### Data for processing

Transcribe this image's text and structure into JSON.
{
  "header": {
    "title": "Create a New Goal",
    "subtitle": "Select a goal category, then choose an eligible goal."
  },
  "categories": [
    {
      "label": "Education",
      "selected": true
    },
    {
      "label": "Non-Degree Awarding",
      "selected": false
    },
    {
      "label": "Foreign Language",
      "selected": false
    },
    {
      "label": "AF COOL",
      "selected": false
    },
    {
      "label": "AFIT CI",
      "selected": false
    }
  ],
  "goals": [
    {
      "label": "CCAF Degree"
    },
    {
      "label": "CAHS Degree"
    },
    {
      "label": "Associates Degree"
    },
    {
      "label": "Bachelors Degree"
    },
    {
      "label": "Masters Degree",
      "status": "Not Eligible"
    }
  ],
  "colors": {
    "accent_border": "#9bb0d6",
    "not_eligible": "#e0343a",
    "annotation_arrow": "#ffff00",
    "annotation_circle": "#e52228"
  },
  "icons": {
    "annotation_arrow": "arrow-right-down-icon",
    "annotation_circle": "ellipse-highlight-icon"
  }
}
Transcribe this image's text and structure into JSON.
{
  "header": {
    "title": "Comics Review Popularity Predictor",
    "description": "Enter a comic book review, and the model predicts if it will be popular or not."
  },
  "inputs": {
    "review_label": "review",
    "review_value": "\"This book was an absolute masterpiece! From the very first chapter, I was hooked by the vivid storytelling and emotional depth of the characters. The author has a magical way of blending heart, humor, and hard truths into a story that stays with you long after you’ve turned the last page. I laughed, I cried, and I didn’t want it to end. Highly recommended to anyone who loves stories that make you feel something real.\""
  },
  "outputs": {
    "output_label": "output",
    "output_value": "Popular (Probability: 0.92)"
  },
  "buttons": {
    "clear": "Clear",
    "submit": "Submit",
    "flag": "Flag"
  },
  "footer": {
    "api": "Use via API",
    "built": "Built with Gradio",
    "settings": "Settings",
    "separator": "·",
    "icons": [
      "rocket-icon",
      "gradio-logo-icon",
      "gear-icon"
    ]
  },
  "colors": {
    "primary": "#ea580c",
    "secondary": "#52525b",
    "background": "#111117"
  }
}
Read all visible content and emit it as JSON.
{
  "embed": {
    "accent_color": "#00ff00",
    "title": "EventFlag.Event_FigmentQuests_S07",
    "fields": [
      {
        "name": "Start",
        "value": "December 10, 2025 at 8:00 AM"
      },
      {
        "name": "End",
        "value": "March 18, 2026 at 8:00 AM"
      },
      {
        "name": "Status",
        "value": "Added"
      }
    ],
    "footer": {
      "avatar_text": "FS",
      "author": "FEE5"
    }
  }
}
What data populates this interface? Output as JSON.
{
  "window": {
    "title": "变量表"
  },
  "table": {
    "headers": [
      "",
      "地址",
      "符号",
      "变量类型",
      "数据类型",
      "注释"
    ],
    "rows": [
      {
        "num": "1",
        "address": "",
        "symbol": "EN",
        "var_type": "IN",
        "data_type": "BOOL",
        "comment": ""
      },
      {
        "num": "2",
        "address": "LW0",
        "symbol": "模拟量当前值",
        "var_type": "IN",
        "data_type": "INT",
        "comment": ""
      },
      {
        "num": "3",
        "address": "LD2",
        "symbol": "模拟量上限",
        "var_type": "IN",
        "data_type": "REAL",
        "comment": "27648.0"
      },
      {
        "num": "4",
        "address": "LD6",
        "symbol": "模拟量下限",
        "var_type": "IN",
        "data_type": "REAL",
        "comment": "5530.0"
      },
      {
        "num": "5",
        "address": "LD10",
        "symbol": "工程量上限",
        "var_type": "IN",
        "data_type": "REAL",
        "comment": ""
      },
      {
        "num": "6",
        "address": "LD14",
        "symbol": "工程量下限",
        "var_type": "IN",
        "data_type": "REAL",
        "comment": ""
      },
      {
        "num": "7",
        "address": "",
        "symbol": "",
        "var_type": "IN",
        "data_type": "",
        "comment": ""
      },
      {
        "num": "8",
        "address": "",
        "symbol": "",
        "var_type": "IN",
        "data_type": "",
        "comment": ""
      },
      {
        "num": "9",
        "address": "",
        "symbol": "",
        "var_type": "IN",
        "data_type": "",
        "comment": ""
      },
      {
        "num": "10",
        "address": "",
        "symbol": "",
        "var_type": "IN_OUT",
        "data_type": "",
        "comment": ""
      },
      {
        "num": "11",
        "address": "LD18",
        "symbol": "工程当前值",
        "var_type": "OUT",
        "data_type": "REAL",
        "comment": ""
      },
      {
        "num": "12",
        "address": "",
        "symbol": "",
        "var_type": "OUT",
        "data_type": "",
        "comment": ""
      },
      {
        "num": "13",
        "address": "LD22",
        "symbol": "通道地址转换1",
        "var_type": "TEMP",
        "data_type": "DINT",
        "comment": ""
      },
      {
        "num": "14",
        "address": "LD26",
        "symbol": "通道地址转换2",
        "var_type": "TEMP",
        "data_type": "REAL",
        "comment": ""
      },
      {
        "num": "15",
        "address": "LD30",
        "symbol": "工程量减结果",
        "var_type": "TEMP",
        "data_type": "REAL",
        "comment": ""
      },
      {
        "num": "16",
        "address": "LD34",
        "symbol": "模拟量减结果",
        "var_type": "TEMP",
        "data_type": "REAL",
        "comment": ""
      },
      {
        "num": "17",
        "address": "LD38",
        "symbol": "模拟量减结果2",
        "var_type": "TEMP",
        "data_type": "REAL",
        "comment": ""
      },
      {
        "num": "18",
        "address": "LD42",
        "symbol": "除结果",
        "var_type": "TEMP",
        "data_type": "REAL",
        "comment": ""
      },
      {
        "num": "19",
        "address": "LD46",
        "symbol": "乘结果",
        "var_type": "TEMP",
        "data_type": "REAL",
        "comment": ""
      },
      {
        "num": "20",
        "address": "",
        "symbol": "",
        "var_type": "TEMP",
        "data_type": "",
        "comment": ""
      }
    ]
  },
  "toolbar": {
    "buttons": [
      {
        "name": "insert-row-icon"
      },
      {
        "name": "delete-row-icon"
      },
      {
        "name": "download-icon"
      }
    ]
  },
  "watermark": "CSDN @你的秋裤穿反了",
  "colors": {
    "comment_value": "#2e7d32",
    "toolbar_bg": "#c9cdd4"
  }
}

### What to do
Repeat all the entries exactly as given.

### Exercise output
Transcribe this image's text and structure into JSON.
{
  "header": {
    "title": "Create a New Goal",
    "subtitle": "Select a goal category, then choose an eligible goal."
  },
  "categories": [
    {
      "label": "Education",
      "selected": true
    },
    {
      "label": "Non-Degree Awarding",
      "selected": false
    },
    {
      "label": "Foreign Language",
      "selected": false
    },
    {
      "label": "AF COOL",
      "selected": false
    },
    {
      "label": "AFIT CI",
      "selected": false
    }
  ],
  "goals": [
    {
      "label": "CCAF Degree"
    },
    {
      "label": "CAHS Degree"
    },
    {
      "label": "Associates Degree"
    },
    {
      "label": "Bachelors Degree"
    },
    {
      "label": "Masters Degree",
      "status": "Not Eligible"
    }
  ],
  "colors": {
    "accent_border": "#9bb0d6",
    "not_eligible": "#e0343a",
    "annotation_arrow": "#ffff00",
    "annotation_circle": "#e52228"
  },
  "icons": {
    "annotation_arrow": "arrow-right-down-icon",
    "annotation_circle": "ellipse-highlight-icon"
  }
}
Transcribe this image's text and structure into JSON.
{
  "header": {
    "title": "Comics Review Popularity Predictor",
    "description": "Enter a comic book review, and the model predicts if it will be popular or not."
  },
  "inputs": {
    "review_label": "review",
    "review_value": "\"This book was an absolute masterpiece! From the very first chapter, I was hooked by the vivid storytelling and emotional depth of the characters. The author has a magical way of blending heart, humor, and hard truths into a story that stays with you long after you’ve turned the last page. I laughed, I cried, and I didn’t want it to end. Highly recommended to anyone who loves stories that make you feel something real.\""
  },
  "outputs": {
    "output_label": "output",
    "output_value": "Popular (Probability: 0.92)"
  },
  "buttons": {
    "clear": "Clear",
    "submit": "Submit",
    "flag": "Flag"
  },
  "footer": {
    "api": "Use via API",
    "built": "Built with Gradio",
    "settings": "Settings",
    "separator": "·",
    "icons": [
      "rocket-icon",
      "gradio-logo-icon",
      "gear-icon"
    ]
  },
  "colors": {
    "primary": "#ea580c",
    "secondary": "#52525b",
    "background": "#111117"
  }
}
Read all visible content and emit it as JSON.
{
  "embed": {
    "accent_color": "#00ff00",
    "title": "EventFlag.Event_FigmentQuests_S07",
    "fields": [
      {
        "name": "Start",
        "value": "December 10, 2025 at 8:00 AM"
      },
      {
        "name": "End",
        "value": "March 18, 2026 at 8:00 AM"
      },
      {
        "name": "Status",
        "value": "Added"
      }
    ],
    "footer": {
      "avatar_text": "FS",
      "author": "FEE5"
    }
  }
}
What data populates this interface? Output as JSON.
{
  "window": {
    "title": "变量表"
  },
  "table": {
    "headers": [
      "",
      "地址",
      "符号",
      "变量类型",
      "数据类型",
      "注释"
    ],
    "rows": [
      {
        "num": "1",
        "address": "",
        "symbol": "EN",
        "var_type": "IN",
        "data_type": "BOOL",
        "comment": ""
      },
      {
        "num": "2",
        "address": "LW0",
        "symbol": "模拟量当前值",
        "var_type": "IN",
        "data_type": "INT",
        "comment": ""
      },
      {
        "num": "3",
        "address": "LD2",
        "symbol": "模拟量上限",
        "var_type": "IN",
        "data_type": "REAL",
        "comment": "27648.0"
      },
      {
        "num": "4",
        "address": "LD6",
        "symbol": "模拟量下限",
        "var_type": "IN",
        "data_type": "REAL",
        "comment": "5530.0"
      },
      {
        "num": "5",
        "address": "LD10",
        "symbol": "工程量上限",
        "var_type": "IN",
        "data_type": "REAL",
        "comment": ""
      },
      {
        "num": "6",
        "address": "LD14",
        "symbol": "工程量下限",
        "var_type": "IN",
        "data_type": "REAL",
        "comment": ""
      },
      {
        "num": "7",
        "address": "",
        "symbol": "",
        "var_type": "IN",
        "data_type": "",
        "comment": ""
      },
      {
        "num": "8",
        "address": "",
        "symbol": "",
        "var_type": "IN",
        "data_type": "",
        "comment": ""
      },
      {
        "num": "9",
        "address": "",
        "symbol": "",
        "var_type": "IN",
        "data_type": "",
        "comment": ""
      },
      {
        "num": "10",
        "address": "",
        "symbol": "",
        "var_type": "IN_OUT",
        "data_type": "",
        "comment": ""
      },
      {
        "num": "11",
        "address": "LD18",
        "symbol": "工程当前值",
        "var_type": "OUT",
        "data_type": "REAL",
        "comment": ""
      },
      {
        "num": "12",
        "address": "",
        "symbol": "",
        "var_type": "OUT",
        "data_type": "",
        "comment": ""
      },
      {
        "num": "13",
        "address": "LD22",
        "symbol": "通道地址转换1",
        "var_type": "TEMP",
        "data_type": "DINT",
        "comment": ""
      },
      {
        "num": "14",
        "address": "LD26",
        "symbol": "通道地址转换2",
        "var_type": "TEMP",
        "data_type": "REAL",
        "comment": ""
      },
      {
        "num": "15",
        "address": "LD30",
        "symbol": "工程量减结果",
        "var_type": "TEMP",
        "data_type": "REAL",
        "comment": ""
      },
      {
        "num": "16",
        "address": "LD34",
        "symbol": "模拟量减结果",
        "var_type": "TEMP",
        "data_type": "REAL",
        "comment": ""
      },
      {
        "num": "17",
        "address": "LD38",
        "symbol": "模拟量减结果2",
        "var_type": "TEMP",
        "data_type": "REAL",
        "comment": ""
      },
      {
        "num": "18",
        "address": "LD42",
        "symbol": "除结果",
        "var_type": "TEMP",
        "data_type": "REAL",
        "comment": ""
      },
      {
        "num": "19",
        "address": "LD46",
        "symbol": "乘结果",
        "var_type": "TEMP",
        "data_type": "REAL",
        "comment": ""
      },
      {
        "num": "20",
        "address": "",
        "symbol": "",
        "var_type": "TEMP",
        "data_type": "",
        "comment": ""
      }
    ]
  },
  "toolbar": {
    "buttons": [
      {
        "name": "insert-row-icon"
      },
      {
        "name": "delete-row-icon"
      },
      {
        "name": "download-icon"
      }
    ]
  },
  "watermark": "CSDN @你的秋裤穿反了",
  "colors": {
    "comment_value": "#2e7d32",
    "toolbar_bg": "#c9cdd4"
  }
}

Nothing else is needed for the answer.